non-linear matches aren't better that the multiple slope changes. To show
three inflection points is close to impossible; if the slope is
shifting that often, it's almost certainly not a linear relationship.
To get down to specifics, the data set purportedly analyzed by SCPI
consists of autism rates measured over 35 years. That's just thirty
five data points. The chances of being able to reliably identify
one slope change in a set of 35 data points is slim at best. Two?
ridiculous. Three? Beyond ridiculous. There's just nowhere near
enough data to be able to claim that you've got three different inflection
points measured from 35 data points.
To make matters worse: the earliest data in their analysis comes from a

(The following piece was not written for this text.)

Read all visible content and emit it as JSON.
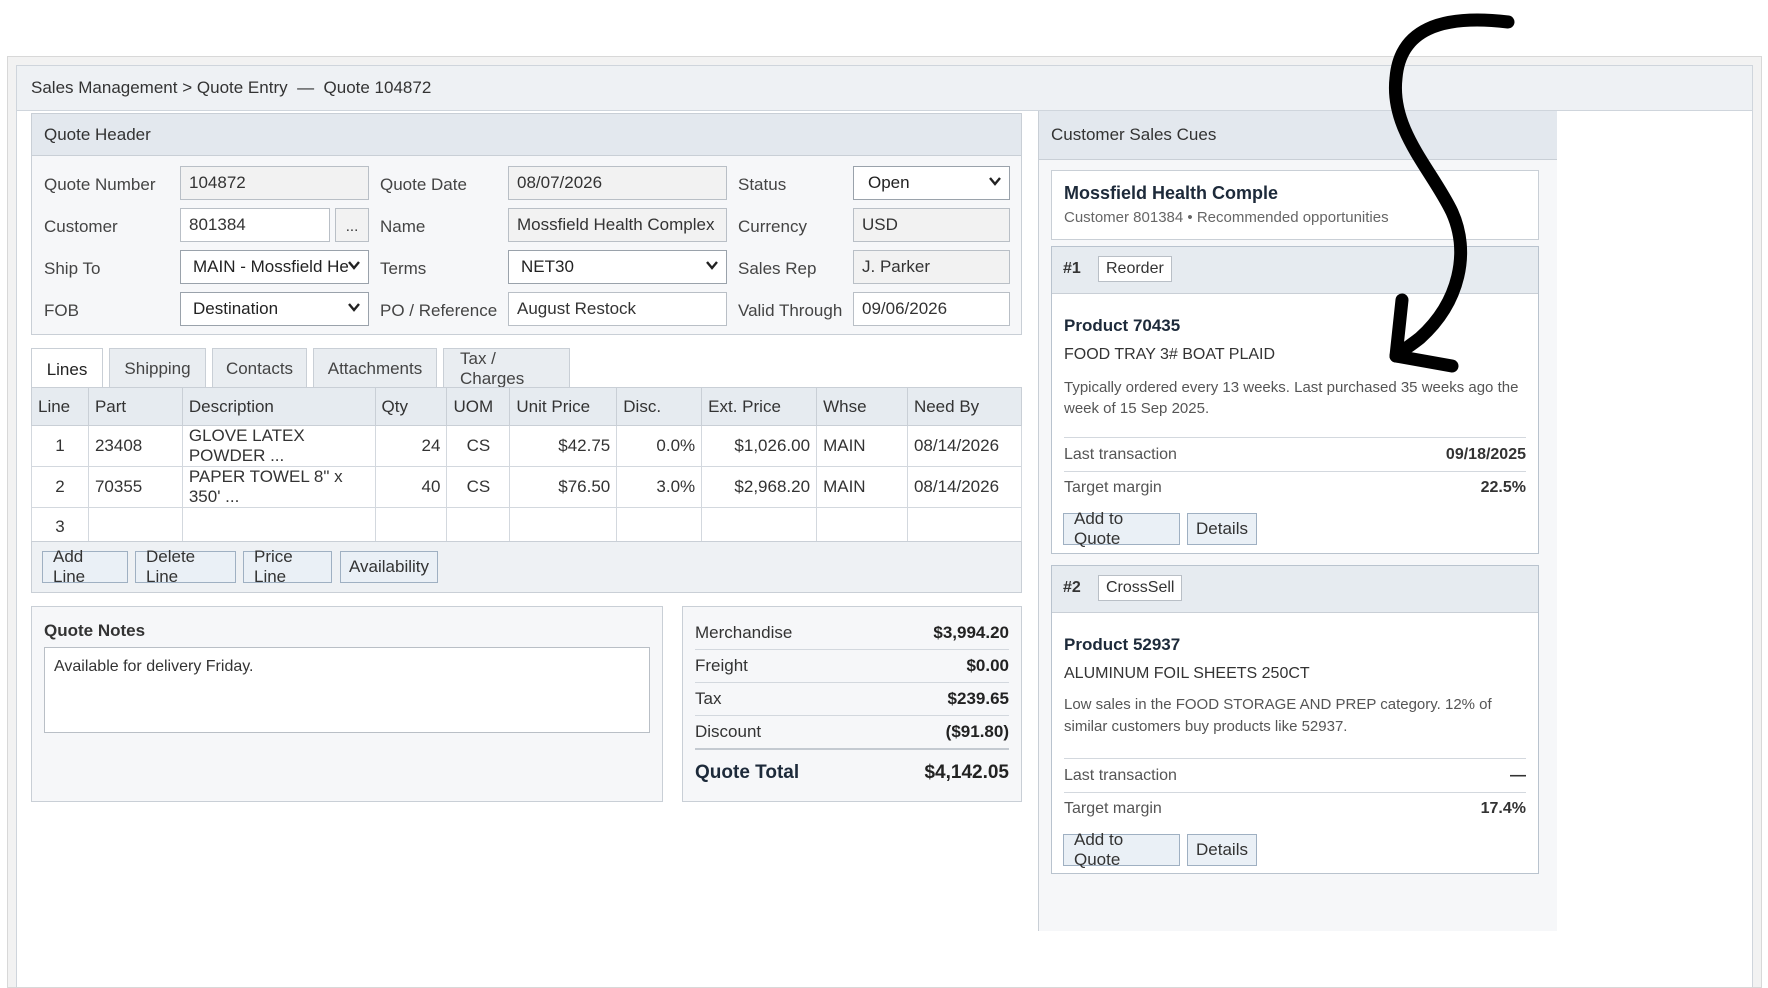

different source than the latest data. They've got some data from the
US Department of Education (1970->1987), and some data from the California
Department of Developmental Services (1973->1997). And those two are measuring
different things; the US DOE statistic is based on a count of the number of 19
year olds who have a diagnosis of autism (so it was data collected in 1989 through 2006);
the California DDS statistic is based on the autism diagnosis rate for children living in
So - guess where one of their slope changes occurs? Go on, guess.
The slope changed in the year when they switched from mixed data to
California DDS data exclusively. Gosh, you don't think that that might be a
confounding factor, do you? And gosh, it's by far the largest (and therefore
the most likely to be real) of the three slope changes they claim to
For the third slope change, they don't even show it on the same graph. In
fact, to get it, they needed to use an entirely different dataset from
either of the two others. Which is an interesting choice, given that the CA DDS
statistic that they used for the second slope change, actually appears
to show a decrease occurring around 1995. But when they switch datasets,
ignoring the one that they were using before, they find a third slope change
in 1995 - right when their other data set shows a decrease.
So... Let's summarize the problems here.
- They're using an iterative line-matching technique which is, at
- They're applying it to a dataset that is orders of
magnitude too small to be able to generate a meaningful result for a
single slope change, but they use it to identify three
different slope changes.
- They use mixed datasets that measure different things in different ways,
without any sort of meta-analysis to reconcile them.
- One of the supposed changes occurs at the point of changeover in the datasets.
- When one of their datasets shows a decrease in the slope, but another
shows an increase, they arbitrarily choose the one that shows an increase.